[App and web page records]
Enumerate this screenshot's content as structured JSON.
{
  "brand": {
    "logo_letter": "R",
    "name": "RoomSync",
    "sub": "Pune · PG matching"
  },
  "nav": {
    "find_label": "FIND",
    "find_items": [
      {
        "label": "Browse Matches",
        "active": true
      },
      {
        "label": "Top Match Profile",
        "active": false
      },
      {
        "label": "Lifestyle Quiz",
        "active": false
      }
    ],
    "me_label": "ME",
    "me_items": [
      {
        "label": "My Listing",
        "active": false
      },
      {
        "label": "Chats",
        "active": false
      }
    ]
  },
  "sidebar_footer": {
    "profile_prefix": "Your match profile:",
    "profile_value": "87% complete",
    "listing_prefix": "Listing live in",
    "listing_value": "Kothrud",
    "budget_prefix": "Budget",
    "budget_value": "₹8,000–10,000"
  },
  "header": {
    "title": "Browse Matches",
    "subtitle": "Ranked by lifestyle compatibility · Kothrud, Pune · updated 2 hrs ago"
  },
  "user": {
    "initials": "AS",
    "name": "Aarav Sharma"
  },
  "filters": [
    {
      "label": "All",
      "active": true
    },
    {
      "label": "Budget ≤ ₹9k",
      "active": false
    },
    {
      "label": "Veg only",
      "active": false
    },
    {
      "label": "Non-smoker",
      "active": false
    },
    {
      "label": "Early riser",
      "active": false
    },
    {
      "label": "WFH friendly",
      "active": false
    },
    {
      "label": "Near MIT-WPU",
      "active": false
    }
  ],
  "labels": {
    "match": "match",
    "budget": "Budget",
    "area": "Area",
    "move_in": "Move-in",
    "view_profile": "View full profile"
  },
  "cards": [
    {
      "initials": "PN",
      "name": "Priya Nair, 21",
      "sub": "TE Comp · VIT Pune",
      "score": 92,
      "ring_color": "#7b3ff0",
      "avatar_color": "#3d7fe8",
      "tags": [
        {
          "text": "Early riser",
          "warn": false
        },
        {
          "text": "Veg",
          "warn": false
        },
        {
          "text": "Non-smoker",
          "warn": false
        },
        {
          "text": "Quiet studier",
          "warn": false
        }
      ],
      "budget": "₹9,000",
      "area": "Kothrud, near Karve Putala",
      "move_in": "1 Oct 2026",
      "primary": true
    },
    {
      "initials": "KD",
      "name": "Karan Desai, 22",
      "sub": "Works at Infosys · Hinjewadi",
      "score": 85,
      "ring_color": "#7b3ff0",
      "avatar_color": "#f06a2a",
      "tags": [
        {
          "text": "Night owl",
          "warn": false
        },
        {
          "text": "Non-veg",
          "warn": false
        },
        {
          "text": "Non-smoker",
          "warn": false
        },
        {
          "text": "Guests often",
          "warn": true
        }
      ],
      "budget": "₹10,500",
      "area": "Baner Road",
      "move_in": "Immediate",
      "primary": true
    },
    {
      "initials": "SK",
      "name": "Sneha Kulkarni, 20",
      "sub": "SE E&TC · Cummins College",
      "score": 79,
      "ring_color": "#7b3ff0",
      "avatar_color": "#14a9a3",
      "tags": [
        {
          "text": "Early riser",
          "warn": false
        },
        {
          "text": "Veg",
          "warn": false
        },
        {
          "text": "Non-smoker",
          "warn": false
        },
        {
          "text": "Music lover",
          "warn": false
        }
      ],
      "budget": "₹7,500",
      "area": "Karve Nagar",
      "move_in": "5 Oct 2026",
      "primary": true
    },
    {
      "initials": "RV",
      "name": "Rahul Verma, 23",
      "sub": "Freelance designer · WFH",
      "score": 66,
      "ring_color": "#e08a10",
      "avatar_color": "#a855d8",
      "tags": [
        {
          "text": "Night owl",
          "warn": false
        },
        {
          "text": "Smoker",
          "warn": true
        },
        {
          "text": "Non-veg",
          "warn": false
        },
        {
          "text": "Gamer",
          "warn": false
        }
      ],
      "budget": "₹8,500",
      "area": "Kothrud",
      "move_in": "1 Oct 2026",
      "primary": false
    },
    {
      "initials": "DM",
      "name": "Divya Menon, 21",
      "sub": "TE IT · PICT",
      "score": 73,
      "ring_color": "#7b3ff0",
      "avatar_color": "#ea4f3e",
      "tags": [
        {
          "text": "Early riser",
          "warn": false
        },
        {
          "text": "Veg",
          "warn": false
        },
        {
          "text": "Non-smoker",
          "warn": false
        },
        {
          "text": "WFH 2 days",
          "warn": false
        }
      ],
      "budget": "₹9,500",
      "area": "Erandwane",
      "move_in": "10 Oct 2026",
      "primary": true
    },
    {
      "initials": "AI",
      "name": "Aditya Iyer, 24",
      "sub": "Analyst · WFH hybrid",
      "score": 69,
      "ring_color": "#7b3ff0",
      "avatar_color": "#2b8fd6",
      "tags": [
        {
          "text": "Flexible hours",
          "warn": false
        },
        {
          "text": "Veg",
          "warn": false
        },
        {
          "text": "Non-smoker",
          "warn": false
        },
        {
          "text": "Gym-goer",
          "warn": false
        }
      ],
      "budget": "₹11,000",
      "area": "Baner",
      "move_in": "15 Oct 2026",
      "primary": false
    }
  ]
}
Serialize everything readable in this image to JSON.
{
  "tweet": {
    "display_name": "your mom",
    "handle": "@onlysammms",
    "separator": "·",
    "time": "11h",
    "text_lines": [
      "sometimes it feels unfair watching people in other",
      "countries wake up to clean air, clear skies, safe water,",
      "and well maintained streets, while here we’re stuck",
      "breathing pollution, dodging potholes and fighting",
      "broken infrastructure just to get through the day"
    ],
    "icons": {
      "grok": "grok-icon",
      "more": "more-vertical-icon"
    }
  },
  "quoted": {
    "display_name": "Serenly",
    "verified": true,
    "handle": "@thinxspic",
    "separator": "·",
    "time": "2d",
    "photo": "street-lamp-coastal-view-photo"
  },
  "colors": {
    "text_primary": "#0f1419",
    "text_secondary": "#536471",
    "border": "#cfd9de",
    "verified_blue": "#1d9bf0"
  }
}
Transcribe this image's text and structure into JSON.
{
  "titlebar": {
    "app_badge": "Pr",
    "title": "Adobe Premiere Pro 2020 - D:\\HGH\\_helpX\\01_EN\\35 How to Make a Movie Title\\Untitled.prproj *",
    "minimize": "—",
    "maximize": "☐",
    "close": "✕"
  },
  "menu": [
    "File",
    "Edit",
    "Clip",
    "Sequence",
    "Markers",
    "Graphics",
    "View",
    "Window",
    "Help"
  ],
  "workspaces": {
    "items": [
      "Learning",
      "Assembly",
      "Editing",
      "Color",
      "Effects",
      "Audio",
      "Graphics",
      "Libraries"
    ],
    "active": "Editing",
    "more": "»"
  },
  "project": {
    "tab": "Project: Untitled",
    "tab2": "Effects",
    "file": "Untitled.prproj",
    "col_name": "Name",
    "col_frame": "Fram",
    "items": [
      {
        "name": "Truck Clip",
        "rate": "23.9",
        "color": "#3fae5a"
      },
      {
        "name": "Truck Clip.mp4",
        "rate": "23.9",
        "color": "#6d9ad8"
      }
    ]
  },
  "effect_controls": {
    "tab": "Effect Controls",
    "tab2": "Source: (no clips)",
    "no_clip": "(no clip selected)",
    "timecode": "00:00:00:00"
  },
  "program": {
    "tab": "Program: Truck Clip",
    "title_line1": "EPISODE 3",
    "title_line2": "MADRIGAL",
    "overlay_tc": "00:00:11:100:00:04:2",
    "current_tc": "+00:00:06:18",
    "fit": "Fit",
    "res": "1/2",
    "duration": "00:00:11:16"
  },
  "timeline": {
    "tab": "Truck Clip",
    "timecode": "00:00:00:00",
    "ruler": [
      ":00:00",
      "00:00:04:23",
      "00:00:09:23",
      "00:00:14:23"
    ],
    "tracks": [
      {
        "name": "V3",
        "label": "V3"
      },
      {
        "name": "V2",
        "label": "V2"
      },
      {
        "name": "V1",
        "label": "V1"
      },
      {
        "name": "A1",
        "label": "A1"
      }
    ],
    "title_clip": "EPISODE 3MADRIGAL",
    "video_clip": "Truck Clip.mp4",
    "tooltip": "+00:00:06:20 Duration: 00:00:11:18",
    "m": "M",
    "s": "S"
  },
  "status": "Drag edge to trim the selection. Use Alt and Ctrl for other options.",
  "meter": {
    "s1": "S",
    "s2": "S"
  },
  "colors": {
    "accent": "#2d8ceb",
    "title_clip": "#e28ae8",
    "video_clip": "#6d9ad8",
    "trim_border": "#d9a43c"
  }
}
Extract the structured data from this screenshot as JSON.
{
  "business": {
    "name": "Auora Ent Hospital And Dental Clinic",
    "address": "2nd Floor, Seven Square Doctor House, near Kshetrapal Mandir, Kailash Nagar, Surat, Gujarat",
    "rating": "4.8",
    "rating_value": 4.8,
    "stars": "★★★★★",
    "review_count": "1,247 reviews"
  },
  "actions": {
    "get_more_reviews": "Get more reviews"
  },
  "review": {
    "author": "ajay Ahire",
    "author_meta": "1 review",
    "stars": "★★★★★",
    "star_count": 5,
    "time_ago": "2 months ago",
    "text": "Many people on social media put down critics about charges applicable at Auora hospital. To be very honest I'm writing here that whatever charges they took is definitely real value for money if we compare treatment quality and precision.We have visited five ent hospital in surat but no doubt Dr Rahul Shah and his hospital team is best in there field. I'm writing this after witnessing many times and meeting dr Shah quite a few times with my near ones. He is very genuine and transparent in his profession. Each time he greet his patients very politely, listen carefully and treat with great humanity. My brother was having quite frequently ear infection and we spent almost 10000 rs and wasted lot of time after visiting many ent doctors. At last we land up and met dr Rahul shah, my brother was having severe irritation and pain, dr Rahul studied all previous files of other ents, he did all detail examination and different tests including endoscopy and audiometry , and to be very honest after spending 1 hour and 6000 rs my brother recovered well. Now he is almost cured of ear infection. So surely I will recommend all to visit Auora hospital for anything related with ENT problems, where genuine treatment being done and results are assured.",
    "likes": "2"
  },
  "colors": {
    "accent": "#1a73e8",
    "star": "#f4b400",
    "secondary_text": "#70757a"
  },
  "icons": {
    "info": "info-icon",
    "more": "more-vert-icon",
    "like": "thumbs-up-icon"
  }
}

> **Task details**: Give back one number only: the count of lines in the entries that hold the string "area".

> **Result of this exercise**: 7